Note that actions that do not benefit the flow or the network may be perceived as an attack even if they are conducted by a responsible network element. Designing a system that minimizes the ability to act on signals at all by removing as many signals as possible may reduce this possibility. This approach also comes with risks, principally that the actions will continue to take place on an arbitrary set of flows.
Addition of visible signals to the path also increases the information available to an observer and may, when the information can be linked to a node or user, reduce the privacy of the user.
When signals from endpoints to the path are independent from the signals used by endpoints to manage the flow's state mechanics, they may be falsified by an endpoint without affecting the peer's understanding of the flow's state. For encrypted flows, this divergence is not detectable by on-path devices. The intent of this practice may be to garner improved treatment from the network or to avoid strictures. Protocol designers should be cautious when introducing explicit signals to consider how falsified signals would impact protocol operation and deployment. Similarly, operators should be cautious in deployments to be sure that default operation without these signals does not encourage gaming the system by providing false signals.
7. Informative References
[PLUS] Kuehlewind, M., Trammell, B., and J. Hildebrand, "Transport-Independent Path Layer State Management", Work in Progress, draft-trammell-plus-statefulness-04, November 2017. [QUIC] Iyengar, J., Ed. and M. Thomson, Ed., "QUIC: A UDP-Based Multiplexed and Secure Transport", Work in Progress, draft-ietf-quic-transport-19, March 2019. [RFC0768] Postel, J., "User Datagram Protocol", STD 6, RFC 768, DOI 10.17487/RFC0768, August 1980, <https://www.rfc-editor.org/info/rfc768>. [RFC0793] Postel, J., "Transmission Control Protocol", STD 7, RFC 793, DOI 10.17487/RFC0793, September 1981, <https://www.rfc-editor.org/info/rfc793>. [RFC1958] Carpenter, B., Ed., "Architectural Principles of the Internet", RFC 1958, DOI 10.17487/RFC1958, June 1996, <https://www.rfc-editor.org/info/rfc1958>. [RFC3234] Carpenter, B. and S. Brim, "Middleboxes: Taxonomy and Issues", RFC 3234, DOI 10.17487/RFC3234, February 2002, <https://www.rfc-editor.org/info/rfc3234>. [RFC7045] Carpenter, B. and S. Jiang, "Transmission and Processing of IPv6 Extension Headers", RFC 7045, DOI 10.17487/RFC7045, December 2013, <https://www.rfc-editor.org/info/rfc7045>. [RFC7857] Penno, R., Perreault, S., Boucadair, M., Ed., Sivakumar, S., and K. Naito, "Updates to Network Address Translation (NAT) Behavioral Requirements", BCP 127, RFC 7857, DOI 10.17487/RFC7857, April 2016, <https://www.rfc-editor.org/info/rfc7857>. [RFC8164] Nottingham, M. and M. Thomson, "Opportunistic Security for HTTP/2", RFC 8164, DOI 10.17487/RFC8164, May 2017, <https://www.rfc-editor.org/info/rfc8164>.
IAB Members at the Time of Approval

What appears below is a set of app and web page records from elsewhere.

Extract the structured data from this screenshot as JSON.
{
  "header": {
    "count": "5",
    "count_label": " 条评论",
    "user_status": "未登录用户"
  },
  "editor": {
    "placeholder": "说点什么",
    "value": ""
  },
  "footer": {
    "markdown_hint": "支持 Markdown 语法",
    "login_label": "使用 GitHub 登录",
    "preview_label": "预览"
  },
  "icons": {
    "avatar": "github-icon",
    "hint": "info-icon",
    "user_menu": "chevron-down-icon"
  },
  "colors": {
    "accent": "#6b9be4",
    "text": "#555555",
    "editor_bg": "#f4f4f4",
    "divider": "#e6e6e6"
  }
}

In addition to the editor listed in the header, this document incorporates contributions from Brian Trammell, Mirja Kuehlewind, Martin Thomson, Aaron Falk, Mohamed Boucadair, and Joe Hildebrand. These ideas were also discussed at the PLUS BoF, sponsored by Spencer Dawkins. The ideas around the use of IPv6 hop-by-hop headers as a network-layer signal benefited from discussions with Tom Herbert. The description of UDP as a demuxing protocol comes from Stuart Cheshire. Mark Smith, Kazuho Oku, Stephen Farrell, and Eliot Lear provided valuable comments on earlier draft versions of this document.

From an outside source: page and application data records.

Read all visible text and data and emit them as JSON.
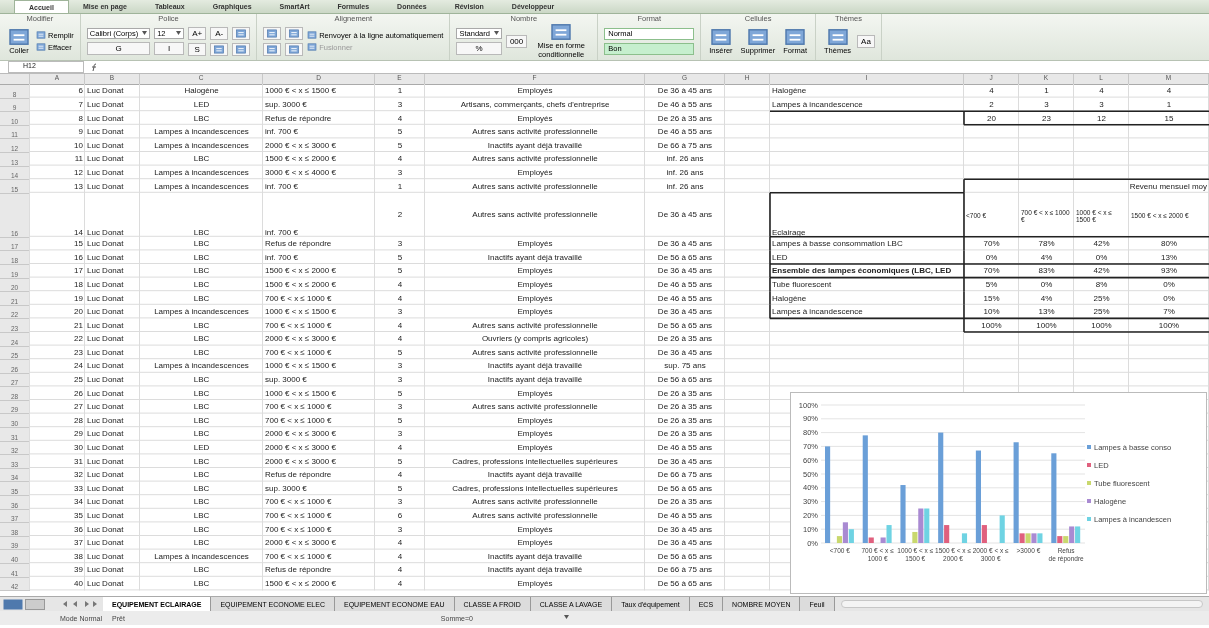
{
  "ribbon_tabs": [
    {
      "label": "Accueil",
      "selected": true
    },
    {
      "label": "Mise en page",
      "selected": false
    },
    {
      "label": "Tableaux",
      "selected": false
    },
    {
      "label": "Graphiques",
      "selected": false
    },
    {
      "label": "SmartArt",
      "selected": false
    },
    {
      "label": "Formules",
      "selected": false
    },
    {
      "label": "Données",
      "selected": false
    },
    {
      "label": "Révision",
      "selected": false
    },
    {
      "label": "Développeur",
      "selected": false
    }
  ],
  "ribbon_groups": [
    {
      "label": "Modifier",
      "columns": [
        [
          {
            "kind": "big",
            "label": "Coller"
          }
        ],
        [
          {
            "kind": "small",
            "label": "Remplir"
          },
          {
            "kind": "small",
            "label": "Effacer"
          }
        ]
      ]
    },
    {
      "label": "Police",
      "columns": [
        [
          {
            "kind": "field",
            "value": "Calibri (Corps)"
          },
          {
            "kind": "letter",
            "label": "G"
          }
        ],
        [
          {
            "kind": "field",
            "value": "12"
          },
          {
            "kind": "letter",
            "label": "I"
          }
        ],
        [
          {
            "kind": "letter",
            "label": "A+"
          },
          {
            "kind": "letter",
            "label": "S"
          }
        ],
        [
          {
            "kind": "letter",
            "label": "A-"
          },
          {
            "kind": "icon"
          }
        ],
        [
          {
            "kind": "icon"
          },
          {
            "kind": "icon"
          }
        ]
      ]
    },
    {
      "label": "Alignement",
      "columns": [
        [
          {
            "kind": "icon"
          },
          {
            "kind": "icon"
          }
        ],
        [
          {
            "kind": "icon"
          },
          {
            "kind": "icon"
          }
        ],
        [
          {
            "kind": "small",
            "label": "Renvoyer à la ligne automatiquement",
            "disabled": false
          },
          {
            "kind": "small",
            "label": "Fusionner",
            "disabled": true
          }
        ]
      ]
    },
    {
      "label": "Nombre",
      "columns": [
        [
          {
            "kind": "field",
            "value": "Standard"
          },
          {
            "kind": "letter",
            "label": "%"
          }
        ],
        [
          {
            "kind": "letter",
            "label": "000"
          }
        ],
        [
          {
            "kind": "big",
            "label": "Mise en forme conditionnelle"
          }
        ]
      ]
    },
    {
      "label": "Format",
      "columns": [
        [
          {
            "kind": "style",
            "label": "Normal",
            "color": "#ffffff"
          },
          {
            "kind": "style",
            "label": "Bon",
            "color": "#c6efce"
          }
        ]
      ]
    },
    {
      "label": "Cellules",
      "columns": [
        [
          {
            "kind": "big",
            "label": "Insérer"
          }
        ],
        [
          {
            "kind": "big",
            "label": "Supprimer"
          }
        ],
        [
          {
            "kind": "big",
            "label": "Format"
          }
        ]
      ]
    },
    {
      "label": "Thèmes",
      "columns": [
        [
          {
            "kind": "big",
            "label": "Thèmes"
          }
        ],
        [
          {
            "kind": "letter",
            "label": "Aa"
          }
        ]
      ]
    }
  ],
  "name_box": "H12",
  "columns": [
    "A",
    "B",
    "C",
    "D",
    "E",
    "F",
    "G",
    "H",
    "I",
    "J",
    "K",
    "L",
    "M"
  ],
  "rows": [
    {
      "number": "8",
      "cells": {
        "A": "6",
        "B": "Luc Donat",
        "C": "Halogène",
        "D": "1000 € < x ≤ 1500 €",
        "E": "1",
        "F": "Employés",
        "G": "De 36 à 45 ans",
        "I": "Halogène",
        "J": "4",
        "K": "1",
        "L": "4",
        "M": "4"
      }
    },
    {
      "number": "9",
      "cells": {
        "A": "7",
        "B": "Luc Donat",
        "C": "LED",
        "D": "sup. 3000 €",
        "E": "3",
        "F": "Artisans, commerçants, chefs d'entreprise",
        "G": "De 46 à 55 ans",
        "I": "Lampes à incandescence",
        "J": "2",
        "K": "3",
        "L": "3",
        "M": "1"
      }
    },
    {
      "number": "10",
      "cells": {
        "A": "8",
        "B": "Luc Donat",
        "C": "LBC",
        "D": "Refus de répondre",
        "E": "4",
        "F": "Employés",
        "G": "De 26 à 35 ans",
        "J": "20",
        "K": "23",
        "L": "12",
        "M": "15"
      }
    },
    {
      "number": "11",
      "cells": {
        "A": "9",
        "B": "Luc Donat",
        "C": "Lampes à incandescences",
        "D": "inf. 700 €",
        "E": "5",
        "F": "Autres sans activité professionnelle",
        "G": "De 46 à 55 ans"
      }
    },
    {
      "number": "12",
      "cells": {
        "A": "10",
        "B": "Luc Donat",
        "C": "Lampes à incandescences",
        "D": "2000 € < x ≤ 3000 €",
        "E": "5",
        "F": "Inactifs ayant déjà travaillé",
        "G": "De 66 à 75 ans"
      }
    },
    {
      "number": "13",
      "cells": {
        "A": "11",
        "B": "Luc Donat",
        "C": "LBC",
        "D": "1500 € < x ≤ 2000 €",
        "E": "4",
        "F": "Autres sans activité professionnelle",
        "G": "inf. 26 ans"
      }
    },
    {
      "number": "14",
      "cells": {
        "A": "12",
        "B": "Luc Donat",
        "C": "Lampes à incandescences",
        "D": "3000 € < x ≤ 4000 €",
        "E": "3",
        "F": "Employés",
        "G": "inf. 26 ans"
      }
    },
    {
      "number": "15",
      "cells": {
        "A": "13",
        "B": "Luc Donat",
        "C": "Lampes à incandescences",
        "D": "inf. 700 €",
        "E": "1",
        "F": "Autres sans activité professionnelle",
        "G": "inf. 26 ans",
        "M": "Revenu mensuel moy"
      }
    },
    {
      "number": "16",
      "tall": true,
      "cells": {
        "A": "14",
        "B": "Luc Donat",
        "C": "LBC",
        "D": "inf. 700 €",
        "E": "2",
        "F": "Autres sans activité professionnelle",
        "G": "De 36 à 45 ans",
        "I": "Eclairage",
        "J": "<700 €",
        "K": "700 € < x ≤ 1000 €",
        "L": "1000 € < x ≤ 1500 €",
        "M": "1500 € < x ≤ 2000 €"
      }
    },
    {
      "number": "17",
      "cells": {
        "A": "15",
        "B": "Luc Donat",
        "C": "LBC",
        "D": "Refus de répondre",
        "E": "3",
        "F": "Employés",
        "G": "De 36 à 45 ans",
        "I": "Lampes à basse consommation LBC",
        "J": "70%",
        "K": "78%",
        "L": "42%",
        "M": "80%"
      }
    },
    {
      "number": "18",
      "cells": {
        "A": "16",
        "B": "Luc Donat",
        "C": "LBC",
        "D": "inf. 700 €",
        "E": "5",
        "F": "Inactifs ayant déjà travaillé",
        "G": "De 56 à 65 ans",
        "I": "LED",
        "J": "0%",
        "K": "4%",
        "L": "0%",
        "M": "13%"
      }
    },
    {
      "number": "19",
      "label_bold": true,
      "cells": {
        "A": "17",
        "B": "Luc Donat",
        "C": "LBC",
        "D": "1500 € < x ≤ 2000 €",
        "E": "5",
        "F": "Employés",
        "G": "De 36 à 45 ans",
        "I": "Ensemble des lampes économiques (LBC, LED",
        "J": "70%",
        "K": "83%",
        "L": "42%",
        "M": "93%"
      }
    },
    {
      "number": "20",
      "cells": {
        "A": "18",
        "B": "Luc Donat",
        "C": "LBC",
        "D": "1500 € < x ≤ 2000 €",
        "E": "4",
        "F": "Employés",
        "G": "De 46 à 55 ans",
        "I": "Tube fluorescent",
        "J": "5%",
        "K": "0%",
        "L": "8%",
        "M": "0%"
      }
    },
    {
      "number": "21",
      "cells": {
        "A": "19",
        "B": "Luc Donat",
        "C": "LBC",
        "D": "700 € < x ≤ 1000 €",
        "E": "4",
        "F": "Employés",
        "G": "De 46 à 55 ans",
        "I": "Halogène",
        "J": "15%",
        "K": "4%",
        "L": "25%",
        "M": "0%"
      }
    },
    {
      "number": "22",
      "cells": {
        "A": "20",
        "B": "Luc Donat",
        "C": "Lampes à incandescences",
        "D": "1000 € < x ≤ 1500 €",
        "E": "3",
        "F": "Employés",
        "G": "De 36 à 45 ans",
        "I": "Lampes à incandescence",
        "J": "10%",
        "K": "13%",
        "L": "25%",
        "M": "7%"
      }
    },
    {
      "number": "23",
      "cells": {
        "A": "21",
        "B": "Luc Donat",
        "C": "LBC",
        "D": "700 € < x ≤ 1000 €",
        "E": "4",
        "F": "Autres sans activité professionnelle",
        "G": "De 56 à 65 ans",
        "J": "100%",
        "K": "100%",
        "L": "100%",
        "M": "100%"
      }
    },
    {
      "number": "24",
      "cells": {
        "A": "22",
        "B": "Luc Donat",
        "C": "LBC",
        "D": "2000 € < x ≤ 3000 €",
        "E": "4",
        "F": "Ouvriers (y compris agricoles)",
        "G": "De 26 à 35 ans"
      }
    },
    {
      "number": "25",
      "cells": {
        "A": "23",
        "B": "Luc Donat",
        "C": "LBC",
        "D": "700 € < x ≤ 1000 €",
        "E": "5",
        "F": "Autres sans activité professionnelle",
        "G": "De 36 à 45 ans"
      }
    },
    {
      "number": "26",
      "cells": {
        "A": "24",
        "B": "Luc Donat",
        "C": "Lampes à incandescences",
        "D": "1000 € < x ≤ 1500 €",
        "E": "3",
        "F": "Inactifs ayant déjà travaillé",
        "G": "sup. 75 ans"
      }
    },
    {
      "number": "27",
      "cells": {
        "A": "25",
        "B": "Luc Donat",
        "C": "LBC",
        "D": "sup. 3000 €",
        "E": "3",
        "F": "Inactifs ayant déjà travaillé",
        "G": "De 56 à 65 ans"
      }
    },
    {
      "number": "28",
      "cells": {
        "A": "26",
        "B": "Luc Donat",
        "C": "LBC",
        "D": "1000 € < x ≤ 1500 €",
        "E": "5",
        "F": "Employés",
        "G": "De 26 à 35 ans"
      }
    },
    {
      "number": "29",
      "cells": {
        "A": "27",
        "B": "Luc Donat",
        "C": "LBC",
        "D": "700 € < x ≤ 1000 €",
        "E": "3",
        "F": "Autres sans activité professionnelle",
        "G": "De 26 à 35 ans"
      }
    },
    {
      "number": "30",
      "cells": {
        "A": "28",
        "B": "Luc Donat",
        "C": "LBC",
        "D": "700 € < x ≤ 1000 €",
        "E": "5",
        "F": "Employés",
        "G": "De 26 à 35 ans"
      }
    },
    {
      "number": "31",
      "cells": {
        "A": "29",
        "B": "Luc Donat",
        "C": "LBC",
        "D": "2000 € < x ≤ 3000 €",
        "E": "3",
        "F": "Employés",
        "G": "De 26 à 35 ans"
      }
    },
    {
      "number": "32",
      "cells": {
        "A": "30",
        "B": "Luc Donat",
        "C": "LED",
        "D": "2000 € < x ≤ 3000 €",
        "E": "4",
        "F": "Employés",
        "G": "De 46 à 55 ans"
      }
    },
    {
      "number": "33",
      "cells": {
        "A": "31",
        "B": "Luc Donat",
        "C": "LBC",
        "D": "2000 € < x ≤ 3000 €",
        "E": "5",
        "F": "Cadres, professions intellectuelles supérieures",
        "G": "De 36 à 45 ans"
      }
    },
    {
      "number": "34",
      "cells": {
        "A": "32",
        "B": "Luc Donat",
        "C": "LBC",
        "D": "Refus de répondre",
        "E": "4",
        "F": "Inactifs ayant déjà travaillé",
        "G": "De 66 à 75 ans"
      }
    },
    {
      "number": "35",
      "cells": {
        "A": "33",
        "B": "Luc Donat",
        "C": "LBC",
        "D": "sup. 3000 €",
        "E": "5",
        "F": "Cadres, professions intellectuelles supérieures",
        "G": "De 56 à 65 ans"
      }
    },
    {
      "number": "36",
      "cells": {
        "A": "34",
        "B": "Luc Donat",
        "C": "LBC",
        "D": "700 € < x ≤ 1000 €",
        "E": "3",
        "F": "Autres sans activité professionnelle",
        "G": "De 26 à 35 ans"
      }
    },
    {
      "number": "37",
      "cells": {
        "A": "35",
        "B": "Luc Donat",
        "C": "LBC",
        "D": "700 € < x ≤ 1000 €",
        "E": "6",
        "F": "Autres sans activité professionnelle",
        "G": "De 46 à 55 ans"
      }
    },
    {
      "number": "38",
      "cells": {
        "A": "36",
        "B": "Luc Donat",
        "C": "LBC",
        "D": "700 € < x ≤ 1000 €",
        "E": "3",
        "F": "Employés",
        "G": "De 36 à 45 ans"
      }
    },
    {
      "number": "39",
      "cells": {
        "A": "37",
        "B": "Luc Donat",
        "C": "LBC",
        "D": "2000 € < x ≤ 3000 €",
        "E": "4",
        "F": "Employés",
        "G": "De 36 à 45 ans"
      }
    },
    {
      "number": "40",
      "cells": {
        "A": "38",
        "B": "Luc Donat",
        "C": "Lampes à incandescences",
        "D": "700 € < x ≤ 1000 €",
        "E": "4",
        "F": "Inactifs ayant déjà travaillé",
        "G": "De 56 à 65 ans"
      }
    },
    {
      "number": "41",
      "cells": {
        "A": "39",
        "B": "Luc Donat",
        "C": "LBC",
        "D": "Refus de répondre",
        "E": "4",
        "F": "Inactifs ayant déjà travaillé",
        "G": "De 66 à 75 ans"
      }
    },
    {
      "number": "42",
      "cells": {
        "A": "40",
        "B": "Luc Donat",
        "C": "LBC",
        "D": "1500 € < x ≤ 2000 €",
        "E": "4",
        "F": "Employés",
        "G": "De 56 à 65 ans"
      }
    }
  ],
  "chart_data": {
    "type": "bar",
    "categories": [
      "<700 €",
      "700 € < x ≤ 1000 €",
      "1000 € < x ≤ 1500 €",
      "1500 € < x ≤ 2000 €",
      "2000 € < x ≤ 3000 €",
      ">3000 €",
      "Refus de répondre"
    ],
    "series": [
      {
        "name": "Lampes à basse conso",
        "color": "#6a9fd8",
        "values": [
          70,
          78,
          42,
          80,
          67,
          73,
          65
        ]
      },
      {
        "name": "LED",
        "color": "#e0607e",
        "values": [
          0,
          4,
          0,
          13,
          13,
          7,
          5
        ]
      },
      {
        "name": "Tube fluorescent",
        "color": "#c9d86e",
        "values": [
          5,
          0,
          8,
          0,
          0,
          7,
          5
        ]
      },
      {
        "name": "Halogène",
        "color": "#a98ad2",
        "values": [
          15,
          4,
          25,
          0,
          0,
          7,
          12
        ]
      },
      {
        "name": "Lampes à incandescen",
        "color": "#6fd3e3",
        "values": [
          10,
          13,
          25,
          7,
          20,
          7,
          12
        ]
      }
    ],
    "ylim": [
      0,
      100
    ],
    "grid": true,
    "legend": true,
    "yticks": [
      {
        "value": 0,
        "label": "0%"
      },
      {
        "value": 10,
        "label": "10%"
      },
      {
        "value": 20,
        "label": "20%"
      },
      {
        "value": 30,
        "label": "30%"
      },
      {
        "value": 40,
        "label": "40%"
      },
      {
        "value": 50,
        "label": "50%"
      },
      {
        "value": 60,
        "label": "60%"
      },
      {
        "value": 70,
        "label": "70%"
      },
      {
        "value": 80,
        "label": "80%"
      },
      {
        "value": 90,
        "label": "90%"
      },
      {
        "value": 100,
        "label": "100%"
      }
    ]
  },
  "sheet_tabs": [
    {
      "label": "EQUIPEMENT ECLAIRAGE",
      "selected": true
    },
    {
      "label": "EQUIPEMENT ECONOME ELEC",
      "selected": false
    },
    {
      "label": "EQUIPEMENT ECONOME EAU",
      "selected": false
    },
    {
      "label": "CLASSE A FROID",
      "selected": false
    },
    {
      "label": "CLASSE A LAVAGE",
      "selected": false
    },
    {
      "label": "Taux d'équipement",
      "selected": false
    },
    {
      "label": "ECS",
      "selected": false
    },
    {
      "label": "NOMBRE MOYEN",
      "selected": false
    },
    {
      "label": "Feuil",
      "selected": false
    }
  ],
  "status_bar": {
    "mode": "Mode Normal",
    "state": "Prêt",
    "sum": "Somme=0"
  }
}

All errors are those of the editor.
Ted Hardie (editor) Email: firstname.lastname@example.org